12.1. The first time they are cited, references to BOOKS should be made thus (note absence of comma before, after and within the parenthesis containing place and year of publication; also omit publishers’ names. Where a book has two places of publication, e.g. ‘Ithaca, NY and London’, include only the first.
R. J. H. Jenkins, Byzantium: The Imperial Centuries: A.D. 610– 1071 (London 1966) 160–85.
C. Diehl, Manuel d’art byzantin, 2nd edn, II (Paris 1926) 552–3.
Syméon le Nouveau Théologien, Catéchèses, ed. B. Krivochéine, 3 vols [Sources Chrétiennes, 96, 104, 113] (Paris 1963–5).
D. Lodge (ed.), Modern Criticism and Theory (London 1988) 36–42.
For books published in English, initial capitals should be used for all major words in the main title. Where there is a subtitle, that should appear in lower case.
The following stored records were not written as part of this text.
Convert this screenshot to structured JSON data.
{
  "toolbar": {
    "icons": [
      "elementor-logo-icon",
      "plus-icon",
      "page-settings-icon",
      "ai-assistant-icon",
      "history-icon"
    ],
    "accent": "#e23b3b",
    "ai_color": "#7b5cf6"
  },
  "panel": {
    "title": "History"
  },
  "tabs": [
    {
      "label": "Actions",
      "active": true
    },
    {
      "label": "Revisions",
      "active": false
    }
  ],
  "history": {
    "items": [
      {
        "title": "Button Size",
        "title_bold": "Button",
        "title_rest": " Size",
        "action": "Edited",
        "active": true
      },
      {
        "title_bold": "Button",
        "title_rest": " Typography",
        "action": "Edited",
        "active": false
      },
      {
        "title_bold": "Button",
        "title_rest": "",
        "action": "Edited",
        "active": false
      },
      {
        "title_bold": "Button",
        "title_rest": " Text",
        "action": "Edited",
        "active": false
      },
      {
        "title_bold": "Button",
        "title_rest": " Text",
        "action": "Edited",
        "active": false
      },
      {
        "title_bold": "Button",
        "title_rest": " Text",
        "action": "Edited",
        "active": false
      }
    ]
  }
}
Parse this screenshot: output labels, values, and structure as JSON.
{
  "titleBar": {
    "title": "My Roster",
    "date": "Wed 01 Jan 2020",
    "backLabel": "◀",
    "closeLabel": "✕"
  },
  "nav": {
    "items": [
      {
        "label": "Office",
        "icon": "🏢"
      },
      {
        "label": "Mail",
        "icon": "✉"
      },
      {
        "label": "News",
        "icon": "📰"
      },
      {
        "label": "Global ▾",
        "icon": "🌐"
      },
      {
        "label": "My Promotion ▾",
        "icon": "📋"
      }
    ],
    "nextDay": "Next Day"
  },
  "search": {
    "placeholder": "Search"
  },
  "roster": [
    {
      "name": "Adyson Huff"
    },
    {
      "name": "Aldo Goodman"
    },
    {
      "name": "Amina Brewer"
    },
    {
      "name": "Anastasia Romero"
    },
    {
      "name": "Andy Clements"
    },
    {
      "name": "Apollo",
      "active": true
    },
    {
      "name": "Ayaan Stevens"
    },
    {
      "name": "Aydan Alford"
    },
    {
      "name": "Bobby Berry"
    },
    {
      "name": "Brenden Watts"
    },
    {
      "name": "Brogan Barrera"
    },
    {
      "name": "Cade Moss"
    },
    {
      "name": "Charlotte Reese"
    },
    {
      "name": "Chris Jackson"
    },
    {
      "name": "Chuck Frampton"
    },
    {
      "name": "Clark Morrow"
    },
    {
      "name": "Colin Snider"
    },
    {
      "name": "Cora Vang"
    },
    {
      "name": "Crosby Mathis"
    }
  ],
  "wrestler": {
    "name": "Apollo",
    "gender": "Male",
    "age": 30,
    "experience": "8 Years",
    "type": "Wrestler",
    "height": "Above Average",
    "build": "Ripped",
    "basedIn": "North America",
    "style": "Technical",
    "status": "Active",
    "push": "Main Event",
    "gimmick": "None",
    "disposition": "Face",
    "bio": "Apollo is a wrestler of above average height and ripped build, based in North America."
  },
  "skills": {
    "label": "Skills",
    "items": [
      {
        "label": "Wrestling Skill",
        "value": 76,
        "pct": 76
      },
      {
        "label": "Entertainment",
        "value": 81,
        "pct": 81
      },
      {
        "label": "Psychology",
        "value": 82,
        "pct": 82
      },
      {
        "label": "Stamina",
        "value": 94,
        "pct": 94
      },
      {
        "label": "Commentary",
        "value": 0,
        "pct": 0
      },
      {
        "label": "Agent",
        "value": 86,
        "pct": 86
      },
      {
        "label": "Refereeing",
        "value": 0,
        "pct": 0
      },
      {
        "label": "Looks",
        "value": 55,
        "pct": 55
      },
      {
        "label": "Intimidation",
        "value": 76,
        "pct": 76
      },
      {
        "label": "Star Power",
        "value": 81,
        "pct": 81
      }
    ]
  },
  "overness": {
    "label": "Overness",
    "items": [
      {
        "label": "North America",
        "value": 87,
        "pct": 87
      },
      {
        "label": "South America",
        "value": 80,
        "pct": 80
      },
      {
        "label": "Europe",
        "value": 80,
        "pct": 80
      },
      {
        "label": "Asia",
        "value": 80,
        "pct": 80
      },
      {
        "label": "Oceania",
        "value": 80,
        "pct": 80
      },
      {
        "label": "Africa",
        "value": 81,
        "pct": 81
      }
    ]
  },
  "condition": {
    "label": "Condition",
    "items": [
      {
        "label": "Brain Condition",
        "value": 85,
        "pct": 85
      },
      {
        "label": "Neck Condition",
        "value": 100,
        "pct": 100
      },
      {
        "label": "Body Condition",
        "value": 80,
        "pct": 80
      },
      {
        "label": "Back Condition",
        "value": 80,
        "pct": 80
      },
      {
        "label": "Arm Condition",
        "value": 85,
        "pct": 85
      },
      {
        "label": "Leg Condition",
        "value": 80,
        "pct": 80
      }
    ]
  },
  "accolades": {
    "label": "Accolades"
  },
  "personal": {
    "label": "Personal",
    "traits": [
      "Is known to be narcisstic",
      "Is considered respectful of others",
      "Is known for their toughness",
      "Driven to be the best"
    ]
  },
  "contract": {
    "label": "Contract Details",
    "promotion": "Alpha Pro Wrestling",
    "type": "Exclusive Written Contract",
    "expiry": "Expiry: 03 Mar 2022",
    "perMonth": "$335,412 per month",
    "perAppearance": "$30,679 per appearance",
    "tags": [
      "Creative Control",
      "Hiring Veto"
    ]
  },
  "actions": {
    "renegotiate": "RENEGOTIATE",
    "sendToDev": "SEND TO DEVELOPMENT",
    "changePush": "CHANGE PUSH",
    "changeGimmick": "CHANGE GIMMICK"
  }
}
For subsequent references to the same book the author’s surname (without initials) and the title of the work (abbreviated if necessary) should be used subsequently, with a comma separating the title from the page numbers. Op.cit. should be used only if the work has been cited in the immediately preceding footnote, and in the case of a work cited frequently an abbreviation may be used. Examples:
Jenkins, Byzantium, 160–85.
Diehl, Manuel d’art byzantin, II, 552–3.
Syméon, Catéchèses, II, 110–13.
Lodge (ed.), Modern Criticism and Theory, 36–42.
12.2. The first time they are cited, references to ARTICLES IN PERIODICALS AND CHAPTERS IN EDITED VOLUMES should be made thus; note absence of commas, as in 13.1:
M. Mullett, ‘The “disgrace” of the ex-Basilissa Maria’, Byzantinoslavica 45 (1984) 211–19.
P. Golden, ‘The peoples of the Russian forest belt’, in D. Sinor (ed.), The Cambridge History of Early Inner Asia (Cambridge 1990) 256–8.
For works published in English, initial capitals should be used only for proper names. Please note that all journal titles should be given in full, not abbreviated, every time they are referred to. Note also that the full page numbers of articles should be given on first appearance; where a specific page is cited for the purpose of the footnote in question it should appear in round brackets after the full page numbers.
On first reference to every article, contributors should give the full
title of the periodical cited.
For subsequent references to the same article or chapter, use the same conventions as in 12.1.
12.3. Citations from BYZANTINE AUTHORS should be made by author’s name, transliterated from the Greek, title of the work as given by the editor, name of editor, volume number, place and date of publication, and page number. Thus
George Pachymeres, Relations historiques, ed. A. Failler, I (Paris 1984) 61. (Thereafter Pachymeres, I, 61).
Nikephoros Gregoras, Byzantina Historia, ed. L. Schopen, II (Bonn 1830) 1012. (Thereafter Gregoras, II, 1012).
12.4. REFERENCES TO PUBLICATIONS IN GREEK
Authors’ names should be transliterated, while titles of books and journals should be given in Greek characters. Capitals should be used in titles only where the word would be capitalized in ordinary discourse, or where the capitalizing of a book title is conventional. Places of publication and other information should be in English. Do not translate Greek titles into English:
A. Sikelianos, Λυρικός Βίος, 1 (Athens 1992) 56.
R. Beaton, ‘Ο Σικελιανός όπως τον γνώρισε ο Σεφέρης’, Αντί 235 (November 2001) 749.